Last month, the California State Auditor reviewed the Department of Parks and Recreation’s budgeting and personnel practices and concluded, “… the processes for providing park districts their budget allocations and tracking their expenditures are inefficient and ineffective.”
This was follow up to identifying budgeting problems within the department during the past two years.
One of the major issues, which the auditor confirmed, was the inability for the agency to let individual park superintendents know their budget allocation. Park districts must rely on prior-year data and make assumptions about their funding levels without formal allocations until months into the new fiscal year.
“Specifically, the department provides the districts with their budget allocations months after the fiscal year begins.
As a result, the districts operate during the busy summer season using prior‑year allocations as their budgets, which some districts indicated was problematic in recent years because the official allocations they eventually received were sometimes significantly less than the prior‑year allocations,” the report stated.
The ponderous and inefficient budget system causes many superintendents to track their expenditures locally.

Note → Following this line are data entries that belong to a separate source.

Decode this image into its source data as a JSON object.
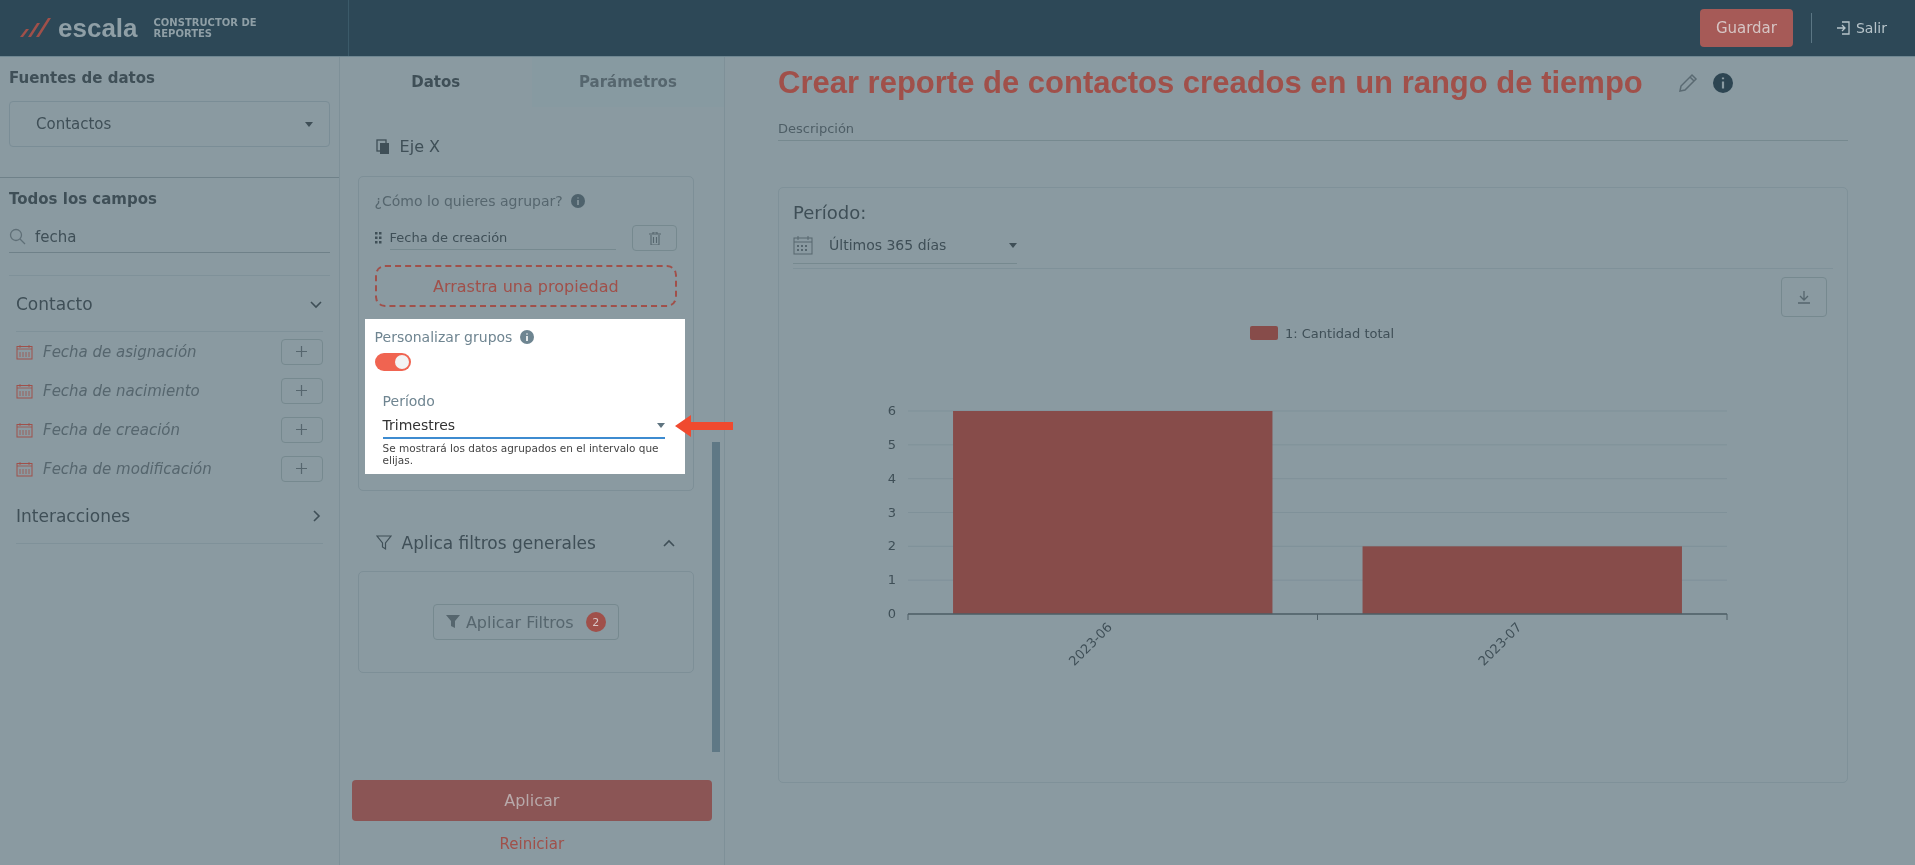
{
  "header": {
    "logo_text": "escala",
    "logo_subtitle": "CONSTRUCTOR DE REPORTES",
    "save_button": "Guardar",
    "exit_button": "Salir"
  },
  "sidebar": {
    "data_sources_label": "Fuentes de datos",
    "data_source": "Contactos",
    "fields_label": "Todos los campos",
    "search_value": "fecha",
    "groups": [
      {
        "title": "Contacto",
        "expanded": true,
        "fields": [
          "Fecha de asignación",
          "Fecha de nacimiento",
          "Fecha de creación",
          "Fecha de modificación"
        ]
      },
      {
        "title": "Interacciones",
        "expanded": false
      }
    ]
  },
  "config_panel": {
    "tabs": [
      {
        "label": "Datos",
        "selected": true
      },
      {
        "label": "Parámetros",
        "selected": false
      }
    ],
    "x_axis_title": "Eje X",
    "group_question": "¿Cómo lo quieres agrupar?",
    "group_field": "Fecha de creación",
    "drop_zone": "Arrastra una propiedad",
    "customize_label": "Personalizar grupos",
    "customize_on": true,
    "period_label": "Período",
    "period_value": "Trimestres",
    "period_hint": "Se mostrará los datos agrupados en el intervalo que elijas.",
    "filters_title": "Aplica filtros generales",
    "filters_expanded": true,
    "apply_filters_button": "Aplicar Filtros",
    "filter_count": "2",
    "apply_button": "Aplicar",
    "reset_button": "Reiniciar"
  },
  "report": {
    "title": "Crear reporte de contactos creados en un rango de tiempo",
    "description_placeholder": "Descripción",
    "period_label": "Período:",
    "period_value": "Últimos 365 días",
    "chart_data": {
      "type": "bar",
      "categories": [
        "2023-06",
        "2023-07"
      ],
      "series": [
        {
          "name": "1: Cantidad total",
          "color": "#874c4a",
          "values": [
            6,
            2
          ]
        }
      ],
      "grid": true,
      "ylim": [
        0,
        6
      ],
      "yticks": [
        0,
        1,
        2,
        3,
        4,
        5,
        6
      ]
    }
  }
}
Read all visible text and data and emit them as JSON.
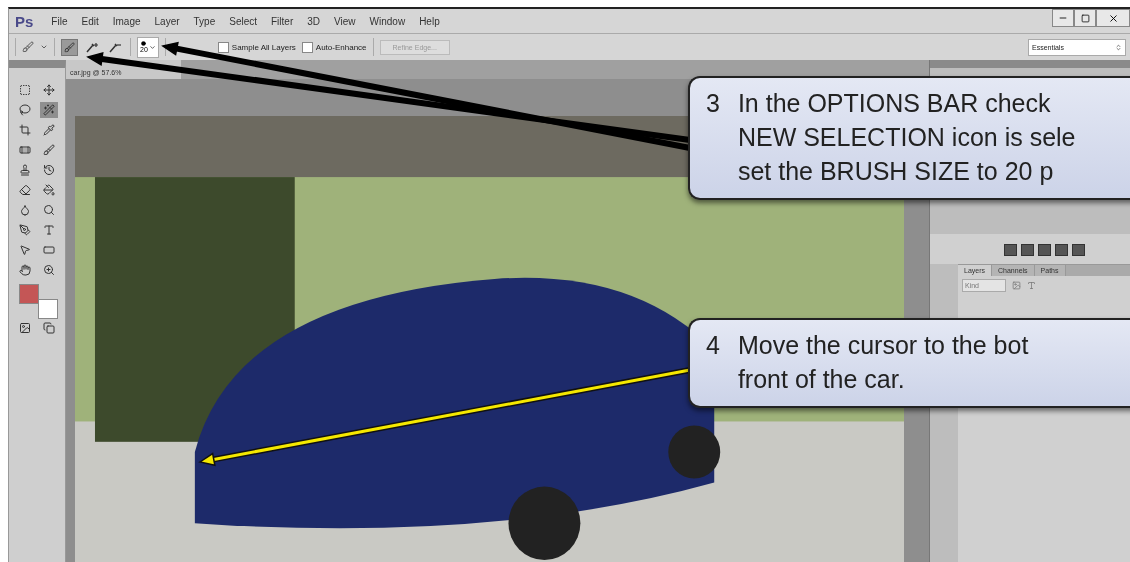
{
  "app": {
    "logo": "Ps",
    "menu": [
      "File",
      "Edit",
      "Image",
      "Layer",
      "Type",
      "Select",
      "Filter",
      "3D",
      "View",
      "Window",
      "Help"
    ]
  },
  "options_bar": {
    "modes": [
      {
        "kind": "new",
        "selected": true
      },
      {
        "kind": "add",
        "selected": false
      },
      {
        "kind": "subtract",
        "selected": false
      }
    ],
    "brush_size": "20",
    "checkboxes": [
      {
        "label": "Sample All Layers",
        "checked": false
      },
      {
        "label": "Auto-Enhance",
        "checked": false
      }
    ],
    "refine_edge": {
      "label": "Refine Edge...",
      "disabled": true
    },
    "workspace": "Essentials"
  },
  "document": {
    "tab": "car.jpg @ 57.6%"
  },
  "tools": [
    {
      "kind": "marquee",
      "selected": false
    },
    {
      "kind": "move",
      "selected": false
    },
    {
      "kind": "lasso",
      "selected": false
    },
    {
      "kind": "quick-selection",
      "selected": true
    },
    {
      "kind": "crop",
      "selected": false
    },
    {
      "kind": "eyedropper",
      "selected": false
    },
    {
      "kind": "healing",
      "selected": false
    },
    {
      "kind": "brush",
      "selected": false
    },
    {
      "kind": "stamp",
      "selected": false
    },
    {
      "kind": "history",
      "selected": false
    },
    {
      "kind": "eraser",
      "selected": false
    },
    {
      "kind": "bucket",
      "selected": false
    },
    {
      "kind": "blur",
      "selected": false
    },
    {
      "kind": "dodge",
      "selected": false
    },
    {
      "kind": "pen",
      "selected": false
    },
    {
      "kind": "type",
      "selected": false
    },
    {
      "kind": "path",
      "selected": false
    },
    {
      "kind": "shape",
      "selected": false
    },
    {
      "kind": "hand",
      "selected": false
    },
    {
      "kind": "zoom",
      "selected": false
    }
  ],
  "swatches": [
    {
      "kind": "foreground",
      "color": "#c45656"
    },
    {
      "kind": "background",
      "color": "#ffffff"
    }
  ],
  "layers_panel": {
    "tabs": [
      {
        "label": "Layers",
        "selected": true
      },
      {
        "label": "Channels",
        "selected": false
      },
      {
        "label": "Paths",
        "selected": false
      }
    ],
    "filter": "Kind"
  },
  "callouts": [
    {
      "number": "3",
      "lines": [
        "In the OPTIONS BAR check",
        "NEW SELECTION icon is sele",
        "set the BRUSH SIZE to 20 p"
      ]
    },
    {
      "number": "4",
      "lines": [
        "Move the cursor to the bot",
        "front of the car."
      ]
    }
  ]
}
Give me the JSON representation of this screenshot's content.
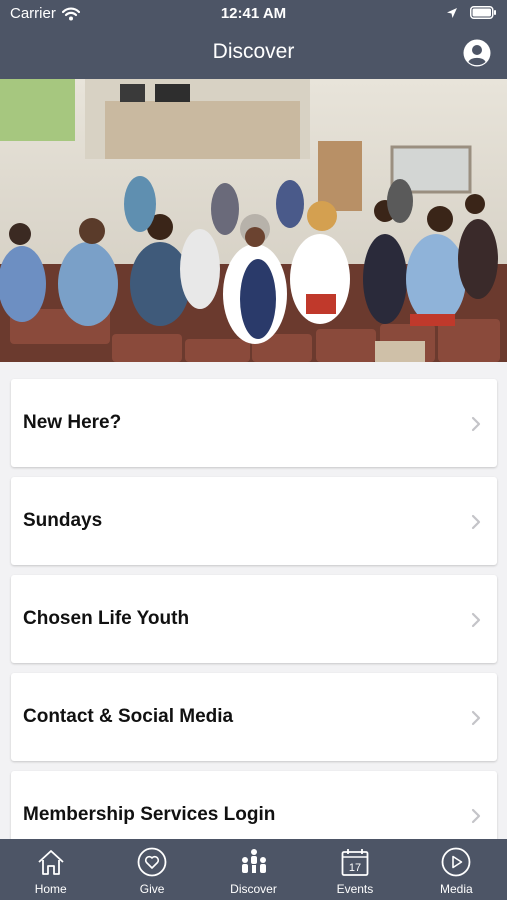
{
  "status_bar": {
    "carrier": "Carrier",
    "time": "12:41 AM",
    "icons": [
      "wifi-icon",
      "location-arrow-icon",
      "battery-icon"
    ]
  },
  "navbar": {
    "title": "Discover",
    "profile_icon": "profile-icon"
  },
  "hero": {
    "description_icon": "congregation-photo"
  },
  "menu": {
    "items": [
      {
        "label": "New Here?"
      },
      {
        "label": "Sundays"
      },
      {
        "label": "Chosen Life Youth"
      },
      {
        "label": "Contact & Social Media"
      },
      {
        "label": "Membership Services Login"
      }
    ]
  },
  "tabbar": {
    "tabs": [
      {
        "label": "Home",
        "icon": "home-icon"
      },
      {
        "label": "Give",
        "icon": "heart-icon"
      },
      {
        "label": "Discover",
        "icon": "people-icon",
        "active": true
      },
      {
        "label": "Events",
        "icon": "calendar-icon",
        "day": "17"
      },
      {
        "label": "Media",
        "icon": "play-icon"
      }
    ]
  },
  "colors": {
    "bar_background": "#4d5566",
    "page_background": "#f2f2f4",
    "card_background": "#ffffff"
  }
}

Eventually, they re-enter the data into the agency’s overall system, creating redundant efforts.
A significant consequence of these inefficiencies is the inability to know the cost of operating individual parks.
The auditor concluded, “[The department] cannot comply with state law beginning July 1, 2014 that mandates it achieve required budget reductions by closing, partially closing or reducing services at its parks if its funding falls below a certain level.”
Other problems include the lack of a system or process to prevent inappropriate buybacks of employee leave and the Executive Personnel Review Committee does not receive adequate information to make the decisions for which it was established.